[SOURCE MATERIAL]

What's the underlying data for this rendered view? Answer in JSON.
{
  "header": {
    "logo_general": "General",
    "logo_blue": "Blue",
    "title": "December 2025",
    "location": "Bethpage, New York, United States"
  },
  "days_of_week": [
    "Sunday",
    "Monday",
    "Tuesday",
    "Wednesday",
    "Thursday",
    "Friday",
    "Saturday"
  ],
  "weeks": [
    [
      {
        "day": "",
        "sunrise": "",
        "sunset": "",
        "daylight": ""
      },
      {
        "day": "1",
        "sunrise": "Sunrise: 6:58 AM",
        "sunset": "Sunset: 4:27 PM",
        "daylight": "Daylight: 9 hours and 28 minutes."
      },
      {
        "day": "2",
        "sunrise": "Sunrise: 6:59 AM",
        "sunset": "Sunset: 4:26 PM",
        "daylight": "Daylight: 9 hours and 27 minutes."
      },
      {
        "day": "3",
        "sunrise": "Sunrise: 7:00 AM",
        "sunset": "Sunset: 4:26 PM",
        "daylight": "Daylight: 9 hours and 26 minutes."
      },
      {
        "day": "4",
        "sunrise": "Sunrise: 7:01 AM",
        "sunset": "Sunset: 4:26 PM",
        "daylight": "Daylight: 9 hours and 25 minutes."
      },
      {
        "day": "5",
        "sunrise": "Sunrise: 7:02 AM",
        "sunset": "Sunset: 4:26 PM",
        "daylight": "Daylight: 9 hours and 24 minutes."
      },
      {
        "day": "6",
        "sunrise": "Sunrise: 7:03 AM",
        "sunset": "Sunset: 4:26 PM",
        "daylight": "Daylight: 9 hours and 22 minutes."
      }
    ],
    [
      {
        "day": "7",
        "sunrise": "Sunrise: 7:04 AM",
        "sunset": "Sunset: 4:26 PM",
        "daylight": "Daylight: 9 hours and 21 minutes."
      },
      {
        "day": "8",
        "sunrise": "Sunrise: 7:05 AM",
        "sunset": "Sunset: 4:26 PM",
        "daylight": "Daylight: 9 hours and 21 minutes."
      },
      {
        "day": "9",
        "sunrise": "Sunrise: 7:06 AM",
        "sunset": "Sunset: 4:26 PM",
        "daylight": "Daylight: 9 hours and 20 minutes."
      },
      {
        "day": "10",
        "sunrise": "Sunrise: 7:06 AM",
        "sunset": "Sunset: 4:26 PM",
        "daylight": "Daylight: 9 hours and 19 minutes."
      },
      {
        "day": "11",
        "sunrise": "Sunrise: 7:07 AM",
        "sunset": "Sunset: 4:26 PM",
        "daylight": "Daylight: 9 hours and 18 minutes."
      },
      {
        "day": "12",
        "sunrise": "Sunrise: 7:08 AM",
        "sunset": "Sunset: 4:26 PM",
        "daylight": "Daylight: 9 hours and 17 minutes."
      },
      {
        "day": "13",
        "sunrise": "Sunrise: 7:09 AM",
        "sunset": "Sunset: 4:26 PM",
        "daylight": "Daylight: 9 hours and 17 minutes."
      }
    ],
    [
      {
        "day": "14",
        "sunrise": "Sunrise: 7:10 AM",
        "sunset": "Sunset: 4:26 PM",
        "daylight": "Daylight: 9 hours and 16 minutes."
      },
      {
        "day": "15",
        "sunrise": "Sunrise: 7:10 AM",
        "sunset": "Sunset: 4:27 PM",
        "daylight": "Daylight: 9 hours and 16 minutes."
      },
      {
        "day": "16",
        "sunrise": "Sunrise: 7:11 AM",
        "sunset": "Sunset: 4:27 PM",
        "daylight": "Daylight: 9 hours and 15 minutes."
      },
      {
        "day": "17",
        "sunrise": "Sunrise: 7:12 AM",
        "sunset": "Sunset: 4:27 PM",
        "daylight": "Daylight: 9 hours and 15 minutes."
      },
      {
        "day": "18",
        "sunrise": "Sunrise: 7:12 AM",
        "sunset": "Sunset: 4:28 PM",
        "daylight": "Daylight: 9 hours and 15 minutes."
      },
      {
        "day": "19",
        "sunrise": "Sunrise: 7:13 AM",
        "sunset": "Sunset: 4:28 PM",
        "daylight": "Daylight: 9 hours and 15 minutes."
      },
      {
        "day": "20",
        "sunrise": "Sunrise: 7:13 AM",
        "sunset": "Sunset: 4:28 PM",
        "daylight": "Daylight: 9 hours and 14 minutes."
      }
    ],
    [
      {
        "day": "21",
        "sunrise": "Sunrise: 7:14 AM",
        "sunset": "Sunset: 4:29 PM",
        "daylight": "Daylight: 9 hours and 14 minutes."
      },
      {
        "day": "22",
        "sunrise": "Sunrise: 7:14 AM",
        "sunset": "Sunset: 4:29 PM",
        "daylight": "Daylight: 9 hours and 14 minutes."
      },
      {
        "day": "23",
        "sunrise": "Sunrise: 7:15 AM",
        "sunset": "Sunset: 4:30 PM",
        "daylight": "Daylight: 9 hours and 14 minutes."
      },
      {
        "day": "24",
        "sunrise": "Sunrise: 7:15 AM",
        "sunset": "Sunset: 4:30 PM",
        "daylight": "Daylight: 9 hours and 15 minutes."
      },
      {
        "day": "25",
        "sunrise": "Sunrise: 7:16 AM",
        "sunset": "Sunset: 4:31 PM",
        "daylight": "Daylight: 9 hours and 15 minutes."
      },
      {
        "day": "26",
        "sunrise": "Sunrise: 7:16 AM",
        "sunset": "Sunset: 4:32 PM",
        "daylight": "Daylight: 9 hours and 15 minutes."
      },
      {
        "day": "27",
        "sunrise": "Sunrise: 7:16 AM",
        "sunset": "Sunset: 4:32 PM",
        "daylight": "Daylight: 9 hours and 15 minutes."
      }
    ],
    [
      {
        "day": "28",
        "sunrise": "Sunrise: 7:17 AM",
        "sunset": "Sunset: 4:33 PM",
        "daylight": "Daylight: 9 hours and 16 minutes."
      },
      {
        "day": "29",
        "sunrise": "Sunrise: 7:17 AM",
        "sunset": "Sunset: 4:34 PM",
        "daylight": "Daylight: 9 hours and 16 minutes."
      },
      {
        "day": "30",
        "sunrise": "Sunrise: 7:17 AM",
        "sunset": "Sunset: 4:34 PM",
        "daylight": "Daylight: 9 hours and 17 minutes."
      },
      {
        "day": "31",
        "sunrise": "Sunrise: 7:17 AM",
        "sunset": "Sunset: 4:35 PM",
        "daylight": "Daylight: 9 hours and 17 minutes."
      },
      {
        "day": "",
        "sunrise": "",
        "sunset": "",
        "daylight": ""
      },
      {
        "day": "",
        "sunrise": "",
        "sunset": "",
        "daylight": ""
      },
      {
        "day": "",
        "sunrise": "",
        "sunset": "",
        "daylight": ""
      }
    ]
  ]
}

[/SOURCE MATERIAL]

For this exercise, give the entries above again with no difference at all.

(WRITTEN RESPONSE)
What's the underlying data for this rendered view? Answer in JSON.
{
  "header": {
    "logo_general": "General",
    "logo_blue": "Blue",
    "title": "December 2025",
    "location": "Bethpage, New York, United States"
  },
  "days_of_week": [
    "Sunday",
    "Monday",
    "Tuesday",
    "Wednesday",
    "Thursday",
    "Friday",
    "Saturday"
  ],
  "weeks": [
    [
      {
        "day": "",
        "sunrise": "",
        "sunset": "",
        "daylight": ""
      },
      {
        "day": "1",
        "sunrise": "Sunrise: 6:58 AM",
        "sunset": "Sunset: 4:27 PM",
        "daylight": "Daylight: 9 hours and 28 minutes."
      },
      {
        "day": "2",
        "sunrise": "Sunrise: 6:59 AM",
        "sunset": "Sunset: 4:26 PM",
        "daylight": "Daylight: 9 hours and 27 minutes."
      },
      {
        "day": "3",
        "sunrise": "Sunrise: 7:00 AM",
        "sunset": "Sunset: 4:26 PM",
        "daylight": "Daylight: 9 hours and 26 minutes."
      },
      {
        "day": "4",
        "sunrise": "Sunrise: 7:01 AM",
        "sunset": "Sunset: 4:26 PM",
        "daylight": "Daylight: 9 hours and 25 minutes."
      },
      {
        "day": "5",
        "sunrise": "Sunrise: 7:02 AM",
        "sunset": "Sunset: 4:26 PM",
        "daylight": "Daylight: 9 hours and 24 minutes."
      },
      {
        "day": "6",
        "sunrise": "Sunrise: 7:03 AM",
        "sunset": "Sunset: 4:26 PM",
        "daylight": "Daylight: 9 hours and 22 minutes."
      }
    ],
    [
      {
        "day": "7",
        "sunrise": "Sunrise: 7:04 AM",
        "sunset": "Sunset: 4:26 PM",
        "daylight": "Daylight: 9 hours and 21 minutes."
      },
      {
        "day": "8",
        "sunrise": "Sunrise: 7:05 AM",
        "sunset": "Sunset: 4:26 PM",
        "daylight": "Daylight: 9 hours and 21 minutes."
      },
      {
        "day": "9",
        "sunrise": "Sunrise: 7:06 AM",
        "sunset": "Sunset: 4:26 PM",
        "daylight": "Daylight: 9 hours and 20 minutes."
      },
      {
        "day": "10",
        "sunrise": "Sunrise: 7:06 AM",
        "sunset": "Sunset: 4:26 PM",
        "daylight": "Daylight: 9 hours and 19 minutes."
      },
      {
        "day": "11",
        "sunrise": "Sunrise: 7:07 AM",
        "sunset": "Sunset: 4:26 PM",
        "daylight": "Daylight: 9 hours and 18 minutes."
      },
      {
        "day": "12",
        "sunrise": "Sunrise: 7:08 AM",
        "sunset": "Sunset: 4:26 PM",
        "daylight": "Daylight: 9 hours and 17 minutes."
      },
      {
        "day": "13",
        "sunrise": "Sunrise: 7:09 AM",
        "sunset": "Sunset: 4:26 PM",
        "daylight": "Daylight: 9 hours and 17 minutes."
      }
    ],
    [
      {
        "day": "14",
        "sunrise": "Sunrise: 7:10 AM",
        "sunset": "Sunset: 4:26 PM",
        "daylight": "Daylight: 9 hours and 16 minutes."
      },
      {
        "day": "15",
        "sunrise": "Sunrise: 7:10 AM",
        "sunset": "Sunset: 4:27 PM",
        "daylight": "Daylight: 9 hours and 16 minutes."
      },
      {
        "day": "16",
        "sunrise": "Sunrise: 7:11 AM",
        "sunset": "Sunset: 4:27 PM",
        "daylight": "Daylight: 9 hours and 15 minutes."
      },
      {
        "day": "17",
        "sunrise": "Sunrise: 7:12 AM",
        "sunset": "Sunset: 4:27 PM",
        "daylight": "Daylight: 9 hours and 15 minutes."
      },
      {
        "day": "18",
        "sunrise": "Sunrise: 7:12 AM",
        "sunset": "Sunset: 4:28 PM",
        "daylight": "Daylight: 9 hours and 15 minutes."
      },
      {
        "day": "19",
        "sunrise": "Sunrise: 7:13 AM",
        "sunset": "Sunset: 4:28 PM",
        "daylight": "Daylight: 9 hours and 15 minutes."
      },
      {
        "day": "20",
        "sunrise": "Sunrise: 7:13 AM",
        "sunset": "Sunset: 4:28 PM",
        "daylight": "Daylight: 9 hours and 14 minutes."
      }
    ],
    [
      {
        "day": "21",
        "sunrise": "Sunrise: 7:14 AM",
        "sunset": "Sunset: 4:29 PM",
        "daylight": "Daylight: 9 hours and 14 minutes."
      },
      {
        "day": "22",
        "sunrise": "Sunrise: 7:14 AM",
        "sunset": "Sunset: 4:29 PM",
        "daylight": "Daylight: 9 hours and 14 minutes."
      },
      {
        "day": "23",
        "sunrise": "Sunrise: 7:15 AM",
        "sunset": "Sunset: 4:30 PM",
        "daylight": "Daylight: 9 hours and 14 minutes."
      },
      {
        "day": "24",
        "sunrise": "Sunrise: 7:15 AM",
        "sunset": "Sunset: 4:30 PM",
        "daylight": "Daylight: 9 hours and 15 minutes."
      },
      {
        "day": "25",
        "sunrise": "Sunrise: 7:16 AM",
        "sunset": "Sunset: 4:31 PM",
        "daylight": "Daylight: 9 hours and 15 minutes."
      },
      {
        "day": "26",
        "sunrise": "Sunrise: 7:16 AM",
        "sunset": "Sunset: 4:32 PM",
        "daylight": "Daylight: 9 hours and 15 minutes."
      },
      {
        "day": "27",
        "sunrise": "Sunrise: 7:16 AM",
        "sunset": "Sunset: 4:32 PM",
        "daylight": "Daylight: 9 hours and 15 minutes."
      }
    ],
    [
      {
        "day": "28",
        "sunrise": "Sunrise: 7:17 AM",
        "sunset": "Sunset: 4:33 PM",
        "daylight": "Daylight: 9 hours and 16 minutes."
      },
      {
        "day": "29",
        "sunrise": "Sunrise: 7:17 AM",
        "sunset": "Sunset: 4:34 PM",
        "daylight": "Daylight: 9 hours and 16 minutes."
      },
      {
        "day": "30",
        "sunrise": "Sunrise: 7:17 AM",
        "sunset": "Sunset: 4:34 PM",
        "daylight": "Daylight: 9 hours and 17 minutes."
      },
      {
        "day": "31",
        "sunrise": "Sunrise: 7:17 AM",
        "sunset": "Sunset: 4:35 PM",
        "daylight": "Daylight: 9 hours and 17 minutes."
      },
      {
        "day": "",
        "sunrise": "",
        "sunset": "",
        "daylight": ""
      },
      {
        "day": "",
        "sunrise": "",
        "sunset": "",
        "daylight": ""
      },
      {
        "day": "",
        "sunrise": "",
        "sunset": "",
        "daylight": ""
      }
    ]
  ]
}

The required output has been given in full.